Such a view is underpinned by analysis of three centuries of data showing a dramatic slowdown in productivity since the turn of the century. Ultimately the high growth, high returns world of the middle to late period of the twentieth century may turn out to be the true anomaly.

Source: ILC-UK calculations and Bank of England, Three Centuries of Macroeconomic Data.
Source: ILC-UK calculations and Bank of England, Three Centuries of Macroeconomic Data.

Notes: 50 year annual average apart from 2001-2015.

The report argues that the private sector DB world faces a very real problem whereby persistent deficits will continue to pose challenges for all stakeholders:

  • Firms will have to continue plugging pension deficits,
  • Pensioners may have to take haircuts on the level of pension income they were originally promised.
  • Employees may have to forgo wage rises and larger employer contributions to DC pension schemes.

New analysis conducted for the report also finds that if between 2000 and 2015, the money that was used to plug private defined benefit pension deficits had instead been redirected towards wages, average salaries could have been £1473 higher by 2015.

The report concludes that the regulatory regime should better take account of both member’s interests as well as the long term interests of the firm and its employees. In addition, the report argues for consolidating schemes to allow for sponsors and scheme members to enjoy better value, which may alleviate some of the financial pressures associated in running a DB scheme.

Ben Franklin, Head of Economics of Ageing, ILC-UK said:

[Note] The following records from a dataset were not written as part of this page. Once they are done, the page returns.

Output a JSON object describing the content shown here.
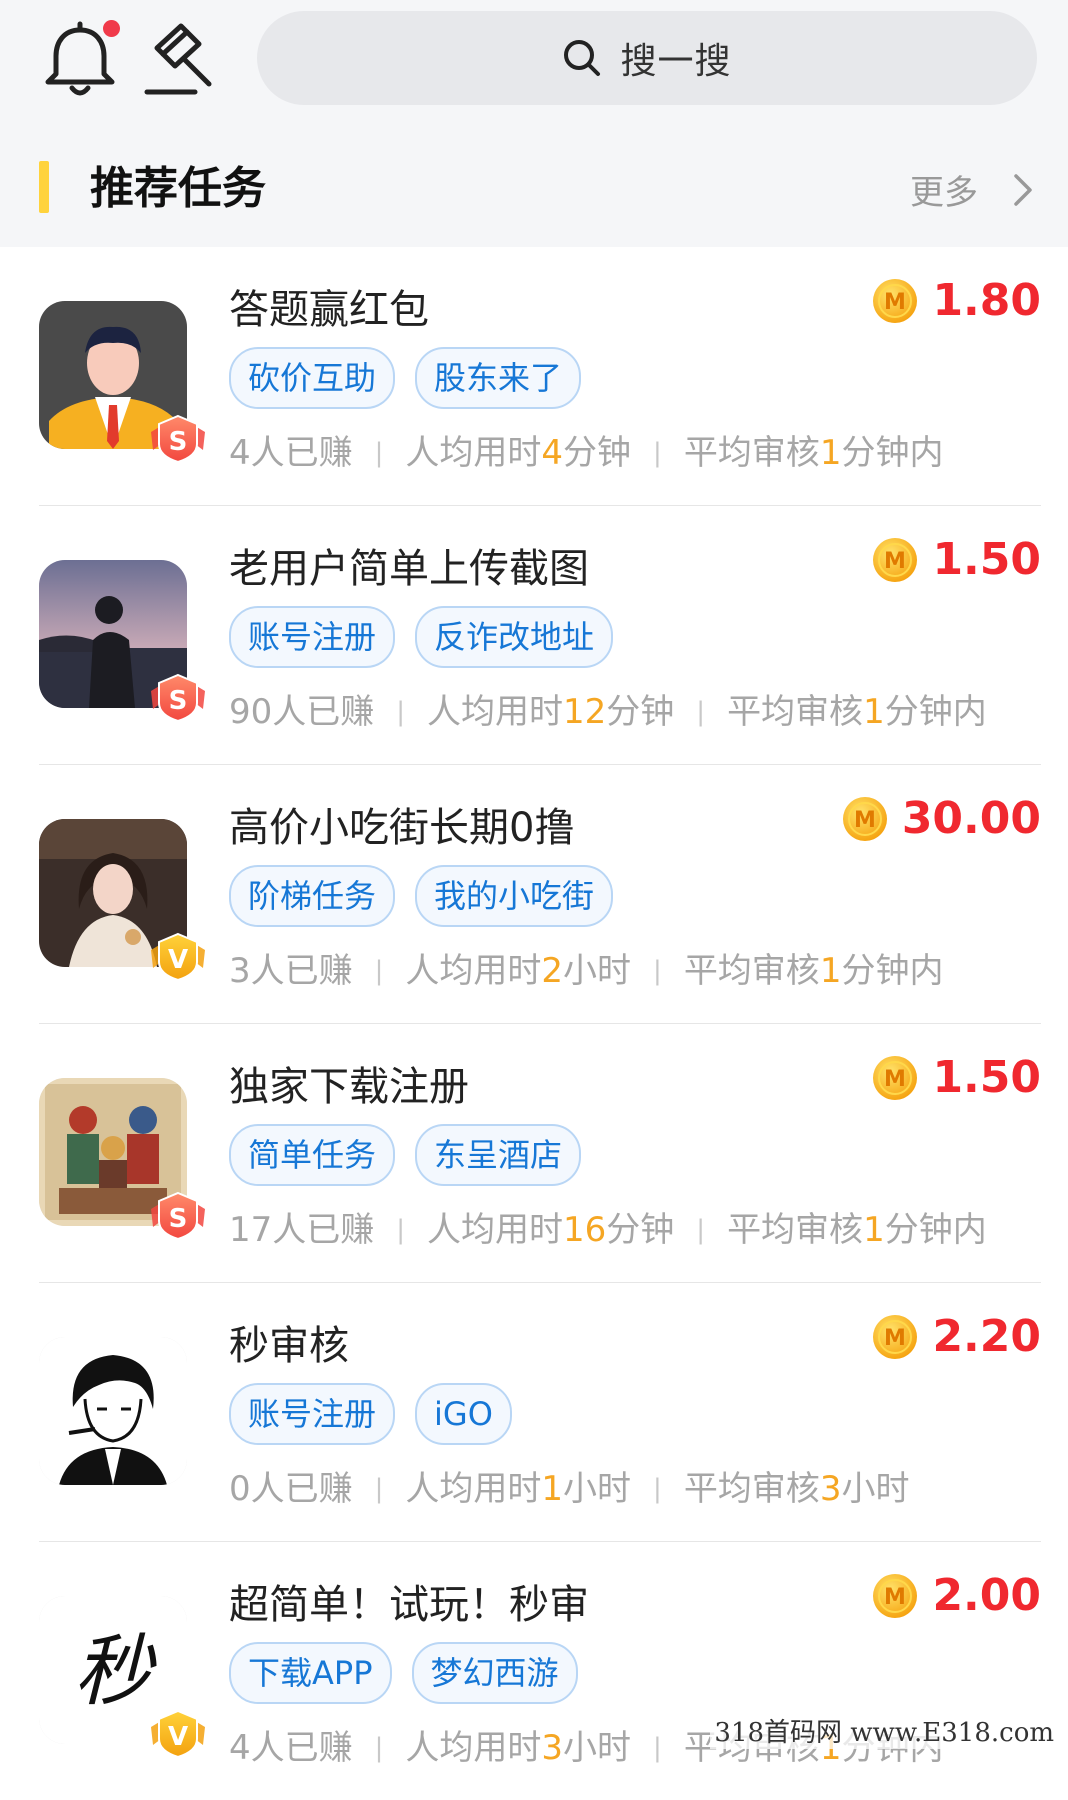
{
  "header": {
    "search_placeholder": "搜一搜",
    "section_title": "推荐任务",
    "more_label": "更多"
  },
  "colors": {
    "price": "#f0282f",
    "accent": "#ffd33d",
    "tag_text": "#1677d6",
    "highlight": "#f5a623"
  },
  "tasks": [
    {
      "title": "答题赢红包",
      "price": "1.80",
      "badge": "S",
      "tags": [
        "砍价互助",
        "股东来了"
      ],
      "earned_pre": "4",
      "earned_post": "人已赚",
      "time_pre": "人均用时",
      "time_num": "4",
      "time_unit": "分钟",
      "review_pre": "平均审核",
      "review_num": "1",
      "review_unit": "分钟内"
    },
    {
      "title": "老用户简单上传截图",
      "price": "1.50",
      "badge": "S",
      "tags": [
        "账号注册",
        "反诈改地址"
      ],
      "earned_pre": "90",
      "earned_post": "人已赚",
      "time_pre": "人均用时",
      "time_num": "12",
      "time_unit": "分钟",
      "review_pre": "平均审核",
      "review_num": "1",
      "review_unit": "分钟内"
    },
    {
      "title": "高价小吃街长期0撸",
      "price": "30.00",
      "badge": "V",
      "tags": [
        "阶梯任务",
        "我的小吃街"
      ],
      "earned_pre": "3",
      "earned_post": "人已赚",
      "time_pre": "人均用时",
      "time_num": "2",
      "time_unit": "小时",
      "review_pre": "平均审核",
      "review_num": "1",
      "review_unit": "分钟内"
    },
    {
      "title": "独家下载注册",
      "price": "1.50",
      "badge": "S",
      "tags": [
        "简单任务",
        "东呈酒店"
      ],
      "earned_pre": "17",
      "earned_post": "人已赚",
      "time_pre": "人均用时",
      "time_num": "16",
      "time_unit": "分钟",
      "review_pre": "平均审核",
      "review_num": "1",
      "review_unit": "分钟内"
    },
    {
      "title": "秒审核",
      "price": "2.20",
      "badge": "",
      "tags": [
        "账号注册",
        "iGO"
      ],
      "earned_pre": "0",
      "earned_post": "人已赚",
      "time_pre": "人均用时",
      "time_num": "1",
      "time_unit": "小时",
      "review_pre": "平均审核",
      "review_num": "3",
      "review_unit": "小时"
    },
    {
      "title": "超简单！试玩！秒审",
      "price": "2.00",
      "badge": "V",
      "tags": [
        "下载APP",
        "梦幻西游"
      ],
      "earned_pre": "4",
      "earned_post": "人已赚",
      "time_pre": "人均用时",
      "time_num": "3",
      "time_unit": "小时",
      "review_pre": "平均审核",
      "review_num": "1",
      "review_unit": "分钟内"
    }
  ],
  "avatar_icons": [
    "businessman-avatar",
    "lakeside-person-avatar",
    "woman-portrait-avatar",
    "door-gods-painting-avatar",
    "sketch-man-avatar",
    "calligraphy-miao-avatar"
  ],
  "avatar_text": {
    "miao": "秒"
  },
  "coin_letter": "M",
  "watermark": "318首码网 www.E318.com"
}
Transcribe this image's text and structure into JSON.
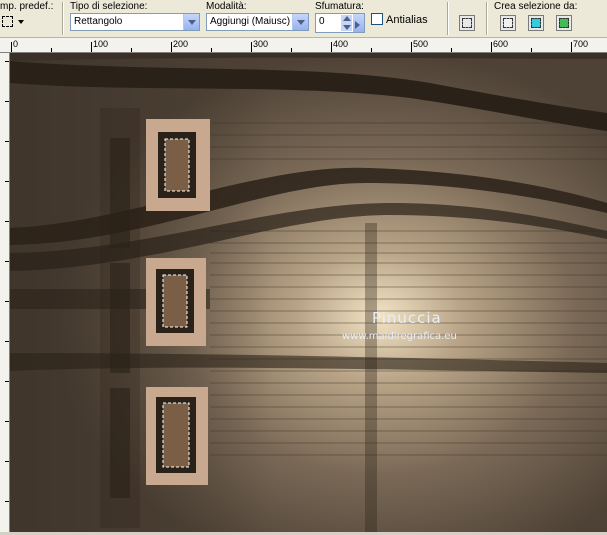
{
  "toolbar": {
    "preset_label": "mp. predef.:",
    "selection_type_label": "Tipo di selezione:",
    "selection_type_value": "Rettangolo",
    "mode_label": "Modalità:",
    "mode_value": "Aggiungi (Maiusc)",
    "feather_label": "Sfumatura:",
    "feather_value": "0",
    "antialias_label": "Antialias",
    "create_selection_label": "Crea selezione da:"
  },
  "ruler": {
    "labels": [
      "0",
      "100",
      "200",
      "300",
      "400",
      "500",
      "600",
      "700"
    ]
  },
  "canvas": {
    "watermark_title": "Pinuccia",
    "watermark_url": "www.maidiregrafica.eu"
  },
  "colors": {
    "toolbar_bg": "#ece9d8",
    "canvas_dark": "#2a2118",
    "canvas_mid": "#6b5a48",
    "canvas_light": "#e8d8bc",
    "frame_fill": "#c9a890"
  }
}
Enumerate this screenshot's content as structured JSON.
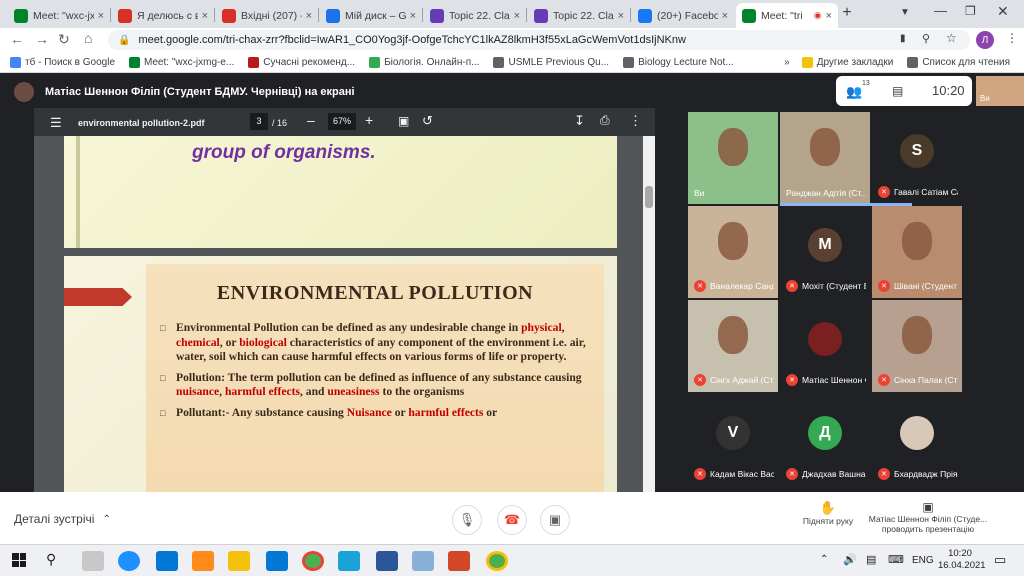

“Adverse economic conditions and an unprecedented demographic shift towards an ageing society has put the sustainability of private sector DB schemes in doubt. Despite schemes being closed to new members, increased life spans and the persistence of a low interest rate environment means the issues surrounding private DB will not abate any time soon. We hope this report can kick-start a debate that leads a set of socially and economically acceptable solutions to the challenge. None of this will be easy, but simply hoping for interest rates to return to normal is futile.”

Jennifer Donohue, Head of Global Corporate and Transactional Insurance, Ince and Co LLP said:

“The problem has been growing in seriousness for over a decade and we have assisted some of our clients to avert difficulties in the face the increasing pension deficit scourge. However the issue is exponentially growing as the call on the funds of defined benefits schemes tightens and the yield on investment continues to fail. The effect of this pincer like movement will affect numerous companies and financial institutions.

Behind the mathematics ‎is a UK population continuing to rely upon funds that may run out often well before the promise of a “retirement pot” can be kept.

‎For Ince this report is crucial to raising factual awareness the hope that it will result in intervention, whether by governments, companies, scientists or other stakeholders

A Nelsonian approach is no longer appropriate!

We commend this report as a ground breaking analysis of the significant challenge ahead for the UK population and economy”